Data records for software interfaces:
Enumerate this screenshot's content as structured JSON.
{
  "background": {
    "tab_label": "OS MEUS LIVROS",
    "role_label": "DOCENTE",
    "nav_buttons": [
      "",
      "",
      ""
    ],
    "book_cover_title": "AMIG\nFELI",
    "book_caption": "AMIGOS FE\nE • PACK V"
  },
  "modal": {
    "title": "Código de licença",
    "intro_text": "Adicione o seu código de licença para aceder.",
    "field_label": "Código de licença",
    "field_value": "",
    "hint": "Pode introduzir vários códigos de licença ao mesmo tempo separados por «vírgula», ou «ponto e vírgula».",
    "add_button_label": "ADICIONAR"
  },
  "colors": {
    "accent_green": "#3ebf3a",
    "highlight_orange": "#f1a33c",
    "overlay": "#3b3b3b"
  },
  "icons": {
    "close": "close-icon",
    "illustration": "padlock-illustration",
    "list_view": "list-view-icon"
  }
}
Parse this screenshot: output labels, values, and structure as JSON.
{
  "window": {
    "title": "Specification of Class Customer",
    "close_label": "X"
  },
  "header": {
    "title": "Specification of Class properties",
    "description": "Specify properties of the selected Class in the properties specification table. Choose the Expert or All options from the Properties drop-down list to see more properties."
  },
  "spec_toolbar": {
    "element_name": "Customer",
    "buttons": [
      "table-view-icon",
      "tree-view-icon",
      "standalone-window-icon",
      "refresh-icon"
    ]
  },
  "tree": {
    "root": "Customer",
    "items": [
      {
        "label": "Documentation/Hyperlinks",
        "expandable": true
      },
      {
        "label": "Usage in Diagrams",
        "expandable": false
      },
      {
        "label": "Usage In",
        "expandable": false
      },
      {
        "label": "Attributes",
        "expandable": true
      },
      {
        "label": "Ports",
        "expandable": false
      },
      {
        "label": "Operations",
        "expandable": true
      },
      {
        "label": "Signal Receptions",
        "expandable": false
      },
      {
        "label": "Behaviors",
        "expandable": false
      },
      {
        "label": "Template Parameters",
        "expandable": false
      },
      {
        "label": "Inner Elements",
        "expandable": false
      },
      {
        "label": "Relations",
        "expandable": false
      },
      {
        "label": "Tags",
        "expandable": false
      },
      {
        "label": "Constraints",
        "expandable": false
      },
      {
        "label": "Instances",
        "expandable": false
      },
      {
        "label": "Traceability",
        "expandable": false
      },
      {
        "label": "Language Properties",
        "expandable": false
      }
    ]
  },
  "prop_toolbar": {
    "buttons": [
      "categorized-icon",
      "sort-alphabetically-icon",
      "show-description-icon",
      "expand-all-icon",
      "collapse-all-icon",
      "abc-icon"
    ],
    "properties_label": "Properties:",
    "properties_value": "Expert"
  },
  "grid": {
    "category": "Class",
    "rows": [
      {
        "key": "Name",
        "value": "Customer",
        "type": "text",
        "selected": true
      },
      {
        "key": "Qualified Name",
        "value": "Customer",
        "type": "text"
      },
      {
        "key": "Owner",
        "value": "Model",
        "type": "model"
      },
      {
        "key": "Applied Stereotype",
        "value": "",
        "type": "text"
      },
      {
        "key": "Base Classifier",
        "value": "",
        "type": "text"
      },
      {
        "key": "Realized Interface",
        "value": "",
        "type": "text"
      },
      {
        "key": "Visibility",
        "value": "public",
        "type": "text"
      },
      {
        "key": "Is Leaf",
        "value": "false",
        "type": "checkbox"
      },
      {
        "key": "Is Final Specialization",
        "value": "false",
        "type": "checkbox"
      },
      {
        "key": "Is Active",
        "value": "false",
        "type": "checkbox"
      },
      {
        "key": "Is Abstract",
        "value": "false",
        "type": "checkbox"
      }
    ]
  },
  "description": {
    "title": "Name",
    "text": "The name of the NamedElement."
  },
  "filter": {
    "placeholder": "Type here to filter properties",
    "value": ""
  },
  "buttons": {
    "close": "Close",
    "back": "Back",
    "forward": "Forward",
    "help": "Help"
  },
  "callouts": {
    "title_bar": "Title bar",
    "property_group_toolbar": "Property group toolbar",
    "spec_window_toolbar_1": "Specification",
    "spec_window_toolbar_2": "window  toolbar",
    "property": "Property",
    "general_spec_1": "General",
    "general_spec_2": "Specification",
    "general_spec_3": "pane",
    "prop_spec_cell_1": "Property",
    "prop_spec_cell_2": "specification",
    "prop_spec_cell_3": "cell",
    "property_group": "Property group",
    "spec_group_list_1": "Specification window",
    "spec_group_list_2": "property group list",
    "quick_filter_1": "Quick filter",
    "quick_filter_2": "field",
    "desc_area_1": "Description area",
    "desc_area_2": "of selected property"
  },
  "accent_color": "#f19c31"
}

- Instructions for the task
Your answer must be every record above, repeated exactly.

- Response below
Enumerate this screenshot's content as structured JSON.
{
  "background": {
    "tab_label": "OS MEUS LIVROS",
    "role_label": "DOCENTE",
    "nav_buttons": [
      "",
      "",
      ""
    ],
    "book_cover_title": "AMIG\nFELI",
    "book_caption": "AMIGOS FE\nE • PACK V"
  },
  "modal": {
    "title": "Código de licença",
    "intro_text": "Adicione o seu código de licença para aceder.",
    "field_label": "Código de licença",
    "field_value": "",
    "hint": "Pode introduzir vários códigos de licença ao mesmo tempo separados por «vírgula», ou «ponto e vírgula».",
    "add_button_label": "ADICIONAR"
  },
  "colors": {
    "accent_green": "#3ebf3a",
    "highlight_orange": "#f1a33c",
    "overlay": "#3b3b3b"
  },
  "icons": {
    "close": "close-icon",
    "illustration": "padlock-illustration",
    "list_view": "list-view-icon"
  }
}
Parse this screenshot: output labels, values, and structure as JSON.
{
  "window": {
    "title": "Specification of Class Customer",
    "close_label": "X"
  },
  "header": {
    "title": "Specification of Class properties",
    "description": "Specify properties of the selected Class in the properties specification table. Choose the Expert or All options from the Properties drop-down list to see more properties."
  },
  "spec_toolbar": {
    "element_name": "Customer",
    "buttons": [
      "table-view-icon",
      "tree-view-icon",
      "standalone-window-icon",
      "refresh-icon"
    ]
  },
  "tree": {
    "root": "Customer",
    "items": [
      {
        "label": "Documentation/Hyperlinks",
        "expandable": true
      },
      {
        "label": "Usage in Diagrams",
        "expandable": false
      },
      {
        "label": "Usage In",
        "expandable": false
      },
      {
        "label": "Attributes",
        "expandable": true
      },
      {
        "label": "Ports",
        "expandable": false
      },
      {
        "label": "Operations",
        "expandable": true
      },
      {
        "label": "Signal Receptions",
        "expandable": false
      },
      {
        "label": "Behaviors",
        "expandable": false
      },
      {
        "label": "Template Parameters",
        "expandable": false
      },
      {
        "label": "Inner Elements",
        "expandable": false
      },
      {
        "label": "Relations",
        "expandable": false
      },
      {
        "label": "Tags",
        "expandable": false
      },
      {
        "label": "Constraints",
        "expandable": false
      },
      {
        "label": "Instances",
        "expandable": false
      },
      {
        "label": "Traceability",
        "expandable": false
      },
      {
        "label": "Language Properties",
        "expandable": false
      }
    ]
  },
  "prop_toolbar": {
    "buttons": [
      "categorized-icon",
      "sort-alphabetically-icon",
      "show-description-icon",
      "expand-all-icon",
      "collapse-all-icon",
      "abc-icon"
    ],
    "properties_label": "Properties:",
    "properties_value": "Expert"
  },
  "grid": {
    "category": "Class",
    "rows": [
      {
        "key": "Name",
        "value": "Customer",
        "type": "text",
        "selected": true
      },
      {
        "key": "Qualified Name",
        "value": "Customer",
        "type": "text"
      },
      {
        "key": "Owner",
        "value": "Model",
        "type": "model"
      },
      {
        "key": "Applied Stereotype",
        "value": "",
        "type": "text"
      },
      {
        "key": "Base Classifier",
        "value": "",
        "type": "text"
      },
      {
        "key": "Realized Interface",
        "value": "",
        "type": "text"
      },
      {
        "key": "Visibility",
        "value": "public",
        "type": "text"
      },
      {
        "key": "Is Leaf",
        "value": "false",
        "type": "checkbox"
      },
      {
        "key": "Is Final Specialization",
        "value": "false",
        "type": "checkbox"
      },
      {
        "key": "Is Active",
        "value": "false",
        "type": "checkbox"
      },
      {
        "key": "Is Abstract",
        "value": "false",
        "type": "checkbox"
      }
    ]
  },
  "description": {
    "title": "Name",
    "text": "The name of the NamedElement."
  },
  "filter": {
    "placeholder": "Type here to filter properties",
    "value": ""
  },
  "buttons": {
    "close": "Close",
    "back": "Back",
    "forward": "Forward",
    "help": "Help"
  },
  "callouts": {
    "title_bar": "Title bar",
    "property_group_toolbar": "Property group toolbar",
    "spec_window_toolbar_1": "Specification",
    "spec_window_toolbar_2": "window  toolbar",
    "property": "Property",
    "general_spec_1": "General",
    "general_spec_2": "Specification",
    "general_spec_3": "pane",
    "prop_spec_cell_1": "Property",
    "prop_spec_cell_2": "specification",
    "prop_spec_cell_3": "cell",
    "property_group": "Property group",
    "spec_group_list_1": "Specification window",
    "spec_group_list_2": "property group list",
    "quick_filter_1": "Quick filter",
    "quick_filter_2": "field",
    "desc_area_1": "Description area",
    "desc_area_2": "of selected property"
  },
  "accent_color": "#f19c31"
}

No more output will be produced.